[[ Records, beginning ]]

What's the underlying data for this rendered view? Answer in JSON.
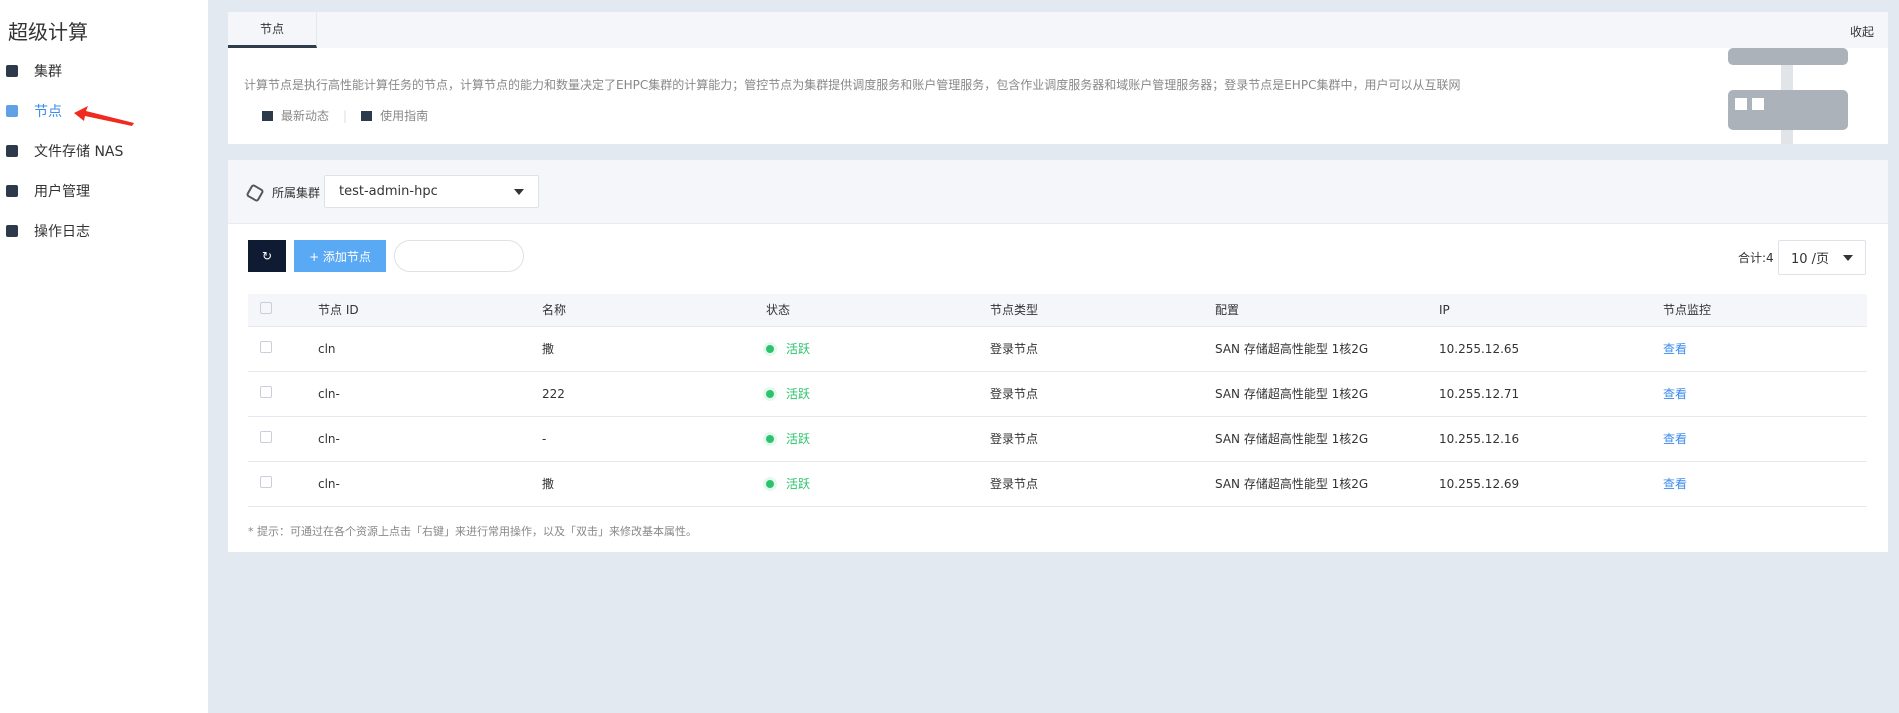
{
  "sidebar": {
    "title": "超级计算",
    "items": [
      {
        "label": "集群"
      },
      {
        "label": "节点"
      },
      {
        "label": "文件存储 NAS"
      },
      {
        "label": "用户管理"
      },
      {
        "label": "操作日志"
      }
    ]
  },
  "intro": {
    "tab": "节点",
    "collapse": "收起",
    "description": "计算节点是执行高性能计算任务的节点，计算节点的能力和数量决定了EHPC集群的计算能力；管控节点为集群提供调度服务和账户管理服务，包含作业调度服务器和域账户管理服务器；登录节点是EHPC集群中，用户可以从互联网",
    "links": [
      "最新动态",
      "使用指南"
    ]
  },
  "filter": {
    "label": "所属集群",
    "cluster": "test-admin-hpc"
  },
  "toolbar": {
    "add_label": "+ 添加节点",
    "search_placeholder": "",
    "total": "合计:4",
    "page_size": "10 /页"
  },
  "table": {
    "headers": [
      "节点 ID",
      "名称",
      "状态",
      "节点类型",
      "配置",
      "IP",
      "节点监控"
    ],
    "rows": [
      {
        "id": "cln",
        "name": "撒",
        "status": "活跃",
        "type": "登录节点",
        "config": "SAN 存储超高性能型 1核2G",
        "ip": "10.255.12.65",
        "monitor": "查看"
      },
      {
        "id": "cln-",
        "name": "222",
        "status": "活跃",
        "type": "登录节点",
        "config": "SAN 存储超高性能型 1核2G",
        "ip": "10.255.12.71",
        "monitor": "查看"
      },
      {
        "id": "cln-",
        "name": "-",
        "status": "活跃",
        "type": "登录节点",
        "config": "SAN 存储超高性能型 1核2G",
        "ip": "10.255.12.16",
        "monitor": "查看"
      },
      {
        "id": "cln-",
        "name": "撒",
        "status": "活跃",
        "type": "登录节点",
        "config": "SAN 存储超高性能型 1核2G",
        "ip": "10.255.12.69",
        "monitor": "查看"
      }
    ]
  },
  "hint": "* 提示：可通过在各个资源上点击「右键」来进行常用操作，以及「双击」来修改基本属性。"
}
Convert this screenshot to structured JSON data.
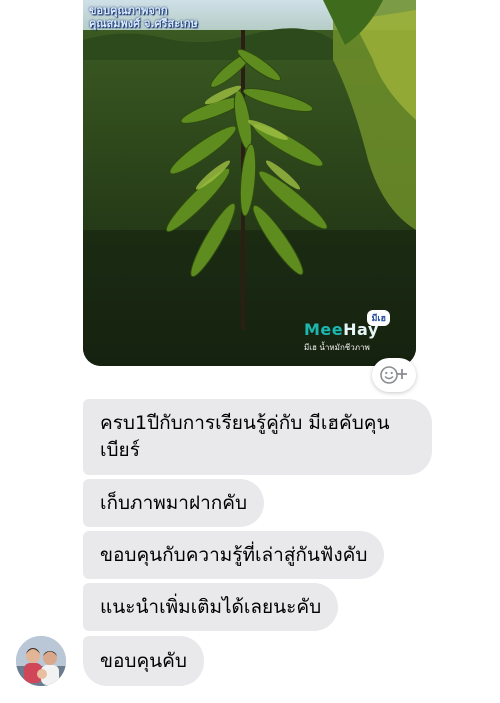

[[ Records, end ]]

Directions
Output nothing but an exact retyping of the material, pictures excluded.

Response
What's the underlying data for this rendered view? Answer in JSON.
{
  "sidebar": {
    "title": "超级计算",
    "items": [
      {
        "label": "集群"
      },
      {
        "label": "节点"
      },
      {
        "label": "文件存储 NAS"
      },
      {
        "label": "用户管理"
      },
      {
        "label": "操作日志"
      }
    ]
  },
  "intro": {
    "tab": "节点",
    "collapse": "收起",
    "description": "计算节点是执行高性能计算任务的节点，计算节点的能力和数量决定了EHPC集群的计算能力；管控节点为集群提供调度服务和账户管理服务，包含作业调度服务器和域账户管理服务器；登录节点是EHPC集群中，用户可以从互联网",
    "links": [
      "最新动态",
      "使用指南"
    ]
  },
  "filter": {
    "label": "所属集群",
    "cluster": "test-admin-hpc"
  },
  "toolbar": {
    "add_label": "+ 添加节点",
    "search_placeholder": "",
    "total": "合计:4",
    "page_size": "10 /页"
  },
  "table": {
    "headers": [
      "节点 ID",
      "名称",
      "状态",
      "节点类型",
      "配置",
      "IP",
      "节点监控"
    ],
    "rows": [
      {
        "id": "cln",
        "name": "撒",
        "status": "活跃",
        "type": "登录节点",
        "config": "SAN 存储超高性能型 1核2G",
        "ip": "10.255.12.65",
        "monitor": "查看"
      },
      {
        "id": "cln-",
        "name": "222",
        "status": "活跃",
        "type": "登录节点",
        "config": "SAN 存储超高性能型 1核2G",
        "ip": "10.255.12.71",
        "monitor": "查看"
      },
      {
        "id": "cln-",
        "name": "-",
        "status": "活跃",
        "type": "登录节点",
        "config": "SAN 存储超高性能型 1核2G",
        "ip": "10.255.12.16",
        "monitor": "查看"
      },
      {
        "id": "cln-",
        "name": "撒",
        "status": "活跃",
        "type": "登录节点",
        "config": "SAN 存储超高性能型 1核2G",
        "ip": "10.255.12.69",
        "monitor": "查看"
      }
    ]
  },
  "hint": "* 提示：可通过在各个资源上点击「右键」来进行常用操作，以及「双击」来修改基本属性。"
}
Convert this screenshot to structured JSON data.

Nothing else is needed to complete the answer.